» **Material shown**
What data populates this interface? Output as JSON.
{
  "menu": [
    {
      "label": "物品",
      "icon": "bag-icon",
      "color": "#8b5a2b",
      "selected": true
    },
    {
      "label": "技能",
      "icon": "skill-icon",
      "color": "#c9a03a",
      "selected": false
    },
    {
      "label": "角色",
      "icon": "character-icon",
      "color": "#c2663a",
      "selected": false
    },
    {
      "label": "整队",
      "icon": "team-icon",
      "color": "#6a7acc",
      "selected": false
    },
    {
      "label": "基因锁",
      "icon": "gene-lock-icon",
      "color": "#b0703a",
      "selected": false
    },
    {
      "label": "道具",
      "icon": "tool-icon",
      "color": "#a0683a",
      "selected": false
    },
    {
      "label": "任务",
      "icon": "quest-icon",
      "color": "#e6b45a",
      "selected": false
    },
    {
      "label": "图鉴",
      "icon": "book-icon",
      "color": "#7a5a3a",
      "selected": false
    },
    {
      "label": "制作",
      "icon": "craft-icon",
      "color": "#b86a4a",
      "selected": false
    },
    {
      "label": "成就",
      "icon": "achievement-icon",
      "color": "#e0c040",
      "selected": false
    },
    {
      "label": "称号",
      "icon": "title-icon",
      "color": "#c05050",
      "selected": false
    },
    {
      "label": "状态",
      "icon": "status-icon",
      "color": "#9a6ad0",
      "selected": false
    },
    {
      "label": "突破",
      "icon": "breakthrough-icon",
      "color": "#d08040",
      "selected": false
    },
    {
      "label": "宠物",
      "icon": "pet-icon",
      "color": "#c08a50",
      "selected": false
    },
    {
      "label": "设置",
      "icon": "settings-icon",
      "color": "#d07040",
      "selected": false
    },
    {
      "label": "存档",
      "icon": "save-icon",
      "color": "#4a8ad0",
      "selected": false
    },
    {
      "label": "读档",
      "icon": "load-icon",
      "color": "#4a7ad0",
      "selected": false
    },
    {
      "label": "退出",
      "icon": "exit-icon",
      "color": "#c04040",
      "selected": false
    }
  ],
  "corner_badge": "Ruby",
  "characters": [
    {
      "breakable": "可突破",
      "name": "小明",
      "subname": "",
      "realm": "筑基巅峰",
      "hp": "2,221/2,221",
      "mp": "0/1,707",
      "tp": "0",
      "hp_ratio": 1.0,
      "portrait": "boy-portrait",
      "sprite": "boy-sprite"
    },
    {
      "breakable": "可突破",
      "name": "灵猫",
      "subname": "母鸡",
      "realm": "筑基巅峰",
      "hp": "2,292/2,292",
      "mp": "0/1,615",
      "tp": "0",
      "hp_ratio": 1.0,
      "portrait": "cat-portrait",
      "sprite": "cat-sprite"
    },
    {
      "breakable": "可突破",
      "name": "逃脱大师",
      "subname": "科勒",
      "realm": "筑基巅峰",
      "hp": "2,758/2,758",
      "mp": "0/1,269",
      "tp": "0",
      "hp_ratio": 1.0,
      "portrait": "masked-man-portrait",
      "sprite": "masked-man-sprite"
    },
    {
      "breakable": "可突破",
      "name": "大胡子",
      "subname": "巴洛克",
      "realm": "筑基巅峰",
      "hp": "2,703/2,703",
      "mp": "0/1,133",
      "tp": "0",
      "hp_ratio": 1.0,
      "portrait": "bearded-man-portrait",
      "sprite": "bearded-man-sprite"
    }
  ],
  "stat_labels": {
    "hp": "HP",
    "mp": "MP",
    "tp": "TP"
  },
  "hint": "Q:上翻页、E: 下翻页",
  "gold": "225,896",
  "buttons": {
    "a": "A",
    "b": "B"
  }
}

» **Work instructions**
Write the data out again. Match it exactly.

» **Result of this exercise**
What data populates this interface? Output as JSON.
{
  "menu": [
    {
      "label": "物品",
      "icon": "bag-icon",
      "color": "#8b5a2b",
      "selected": true
    },
    {
      "label": "技能",
      "icon": "skill-icon",
      "color": "#c9a03a",
      "selected": false
    },
    {
      "label": "角色",
      "icon": "character-icon",
      "color": "#c2663a",
      "selected": false
    },
    {
      "label": "整队",
      "icon": "team-icon",
      "color": "#6a7acc",
      "selected": false
    },
    {
      "label": "基因锁",
      "icon": "gene-lock-icon",
      "color": "#b0703a",
      "selected": false
    },
    {
      "label": "道具",
      "icon": "tool-icon",
      "color": "#a0683a",
      "selected": false
    },
    {
      "label": "任务",
      "icon": "quest-icon",
      "color": "#e6b45a",
      "selected": false
    },
    {
      "label": "图鉴",
      "icon": "book-icon",
      "color": "#7a5a3a",
      "selected": false
    },
    {
      "label": "制作",
      "icon": "craft-icon",
      "color": "#b86a4a",
      "selected": false
    },
    {
      "label": "成就",
      "icon": "achievement-icon",
      "color": "#e0c040",
      "selected": false
    },
    {
      "label": "称号",
      "icon": "title-icon",
      "color": "#c05050",
      "selected": false
    },
    {
      "label": "状态",
      "icon": "status-icon",
      "color": "#9a6ad0",
      "selected": false
    },
    {
      "label": "突破",
      "icon": "breakthrough-icon",
      "color": "#d08040",
      "selected": false
    },
    {
      "label": "宠物",
      "icon": "pet-icon",
      "color": "#c08a50",
      "selected": false
    },
    {
      "label": "设置",
      "icon": "settings-icon",
      "color": "#d07040",
      "selected": false
    },
    {
      "label": "存档",
      "icon": "save-icon",
      "color": "#4a8ad0",
      "selected": false
    },
    {
      "label": "读档",
      "icon": "load-icon",
      "color": "#4a7ad0",
      "selected": false
    },
    {
      "label": "退出",
      "icon": "exit-icon",
      "color": "#c04040",
      "selected": false
    }
  ],
  "corner_badge": "Ruby",
  "characters": [
    {
      "breakable": "可突破",
      "name": "小明",
      "subname": "",
      "realm": "筑基巅峰",
      "hp": "2,221/2,221",
      "mp": "0/1,707",
      "tp": "0",
      "hp_ratio": 1.0,
      "portrait": "boy-portrait",
      "sprite": "boy-sprite"
    },
    {
      "breakable": "可突破",
      "name": "灵猫",
      "subname": "母鸡",
      "realm": "筑基巅峰",
      "hp": "2,292/2,292",
      "mp": "0/1,615",
      "tp": "0",
      "hp_ratio": 1.0,
      "portrait": "cat-portrait",
      "sprite": "cat-sprite"
    },
    {
      "breakable": "可突破",
      "name": "逃脱大师",
      "subname": "科勒",
      "realm": "筑基巅峰",
      "hp": "2,758/2,758",
      "mp": "0/1,269",
      "tp": "0",
      "hp_ratio": 1.0,
      "portrait": "masked-man-portrait",
      "sprite": "masked-man-sprite"
    },
    {
      "breakable": "可突破",
      "name": "大胡子",
      "subname": "巴洛克",
      "realm": "筑基巅峰",
      "hp": "2,703/2,703",
      "mp": "0/1,133",
      "tp": "0",
      "hp_ratio": 1.0,
      "portrait": "bearded-man-portrait",
      "sprite": "bearded-man-sprite"
    }
  ],
  "stat_labels": {
    "hp": "HP",
    "mp": "MP",
    "tp": "TP"
  },
  "hint": "Q:上翻页、E: 下翻页",
  "gold": "225,896",
  "buttons": {
    "a": "A",
    "b": "B"
  }
}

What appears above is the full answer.